top of page

Elearning accessibility and alternatives to closed captions

Accessibility features are becoming more and more important in the elearning landscape. An important part of making your elearning accessible to people with hearing disabilities or non-auditory learning styles is to include features such as closed captions. However, the little black bar of text at the bottom of your screen might not be what you want for your module. In the past, here are two more options we have used to provide a text-based version of the audio to learners who prefer reading to listening.

1. Accessibility document

This is the most basic form of elearning accessibility – creating a basic text document of the audio script and attaching it to your elearning module. You probably already have this document on hand from having to create one to send to recording. This allows the learner to download the script if necessary and doesn’t clutter up the elearning module screen with extra text. This is also useful for visually impaired learners using a screen reader.

However, if the learner wants to follow along with the script at while the audio is playing, they may not be able to view both the document and the elearning on the same screen at the same time.

2. Placing the script in the Notes section

In the Storyline player, one of the default player tabs that you can make available is the Notes section. This is normally located in the sidebar.

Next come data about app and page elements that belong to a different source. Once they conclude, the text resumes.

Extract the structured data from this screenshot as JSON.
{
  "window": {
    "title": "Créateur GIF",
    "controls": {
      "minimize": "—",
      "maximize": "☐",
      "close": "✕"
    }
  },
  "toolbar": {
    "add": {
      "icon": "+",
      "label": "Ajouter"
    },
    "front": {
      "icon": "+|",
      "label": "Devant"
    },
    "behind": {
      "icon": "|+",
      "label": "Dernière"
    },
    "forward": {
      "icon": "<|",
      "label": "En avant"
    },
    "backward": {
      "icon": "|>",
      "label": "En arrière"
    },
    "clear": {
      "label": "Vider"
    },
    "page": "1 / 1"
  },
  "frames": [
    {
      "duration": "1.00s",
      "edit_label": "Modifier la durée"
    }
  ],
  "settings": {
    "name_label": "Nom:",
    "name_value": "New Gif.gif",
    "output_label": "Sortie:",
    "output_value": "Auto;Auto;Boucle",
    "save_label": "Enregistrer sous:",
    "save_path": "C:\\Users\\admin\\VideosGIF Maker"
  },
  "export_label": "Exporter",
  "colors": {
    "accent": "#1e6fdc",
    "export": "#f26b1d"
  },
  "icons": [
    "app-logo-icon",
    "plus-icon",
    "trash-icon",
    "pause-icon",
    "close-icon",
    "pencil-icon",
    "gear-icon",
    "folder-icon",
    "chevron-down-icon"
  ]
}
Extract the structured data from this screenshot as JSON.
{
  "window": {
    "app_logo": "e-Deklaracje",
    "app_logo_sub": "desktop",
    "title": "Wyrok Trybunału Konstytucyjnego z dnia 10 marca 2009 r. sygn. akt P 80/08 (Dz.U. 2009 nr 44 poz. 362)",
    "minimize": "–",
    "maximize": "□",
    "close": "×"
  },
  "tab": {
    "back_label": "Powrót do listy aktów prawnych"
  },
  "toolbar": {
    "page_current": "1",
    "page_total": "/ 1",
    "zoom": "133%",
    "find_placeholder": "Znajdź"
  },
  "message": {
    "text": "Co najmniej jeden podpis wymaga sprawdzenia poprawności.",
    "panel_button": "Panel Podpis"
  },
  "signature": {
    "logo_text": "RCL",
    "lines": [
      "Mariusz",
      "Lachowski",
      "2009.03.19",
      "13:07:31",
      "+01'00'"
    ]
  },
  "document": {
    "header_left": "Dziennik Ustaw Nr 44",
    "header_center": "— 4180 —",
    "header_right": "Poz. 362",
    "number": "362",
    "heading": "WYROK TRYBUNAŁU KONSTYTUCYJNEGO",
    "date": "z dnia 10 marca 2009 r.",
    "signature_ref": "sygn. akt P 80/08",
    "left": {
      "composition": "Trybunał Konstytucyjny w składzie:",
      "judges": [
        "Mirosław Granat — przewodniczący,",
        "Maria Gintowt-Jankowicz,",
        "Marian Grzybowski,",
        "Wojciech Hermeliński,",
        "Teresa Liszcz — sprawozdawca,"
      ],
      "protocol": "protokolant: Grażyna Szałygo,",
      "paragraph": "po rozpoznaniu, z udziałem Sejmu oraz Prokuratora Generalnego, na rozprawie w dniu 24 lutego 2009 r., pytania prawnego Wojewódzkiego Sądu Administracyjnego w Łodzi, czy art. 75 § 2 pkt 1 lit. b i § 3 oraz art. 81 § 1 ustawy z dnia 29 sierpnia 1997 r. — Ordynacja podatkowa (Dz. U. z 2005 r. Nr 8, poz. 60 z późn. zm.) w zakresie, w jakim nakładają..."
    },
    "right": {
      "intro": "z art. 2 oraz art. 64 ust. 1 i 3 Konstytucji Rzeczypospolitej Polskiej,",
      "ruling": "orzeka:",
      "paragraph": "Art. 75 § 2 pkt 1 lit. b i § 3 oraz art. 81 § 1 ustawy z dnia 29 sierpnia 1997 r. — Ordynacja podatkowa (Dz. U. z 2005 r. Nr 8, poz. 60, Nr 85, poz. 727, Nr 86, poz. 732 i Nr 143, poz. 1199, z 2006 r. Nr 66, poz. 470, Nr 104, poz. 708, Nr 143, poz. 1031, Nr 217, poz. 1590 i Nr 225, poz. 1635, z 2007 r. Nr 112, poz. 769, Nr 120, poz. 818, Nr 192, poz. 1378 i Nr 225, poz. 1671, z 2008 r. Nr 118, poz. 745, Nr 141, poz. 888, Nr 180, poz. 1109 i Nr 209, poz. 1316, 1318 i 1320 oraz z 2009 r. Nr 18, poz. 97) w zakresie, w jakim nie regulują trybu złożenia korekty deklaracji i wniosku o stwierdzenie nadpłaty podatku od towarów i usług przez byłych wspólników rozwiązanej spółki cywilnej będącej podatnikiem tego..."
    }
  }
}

If you want to rename the Notes section to something else, such as Script in this case, you will have to change it from the Text Labels section in Player Properties, in the Notes tab line.

If you make this tab available, it will populate with whatever text you have placed in the Notes tab on the main screen, which is next to the Timeline and States tabs.

Once you have put the audio script for that slide in the Notes section, it will appear on the left sidebar of the elearning module if the learner has it open:

This is convenient, clean, allows the learner to choose if they want to have the script visible, and makes the part of the script relevant to the slide viewable at the same time as the elearning content. It is also less time-consuming to do than standard closed captions, even with the Storyline closed captions editor.

For more about making your elearning accessible for all learners, keep watching this blog, or contact us to see how we can improve the accessibility of your elearning!


Featured Posts
Recent Posts
Search By Tags
Follow Us
  • Facebook Basic Square
  • Twitter Basic Square
  • Google+ Basic Square
bottom of page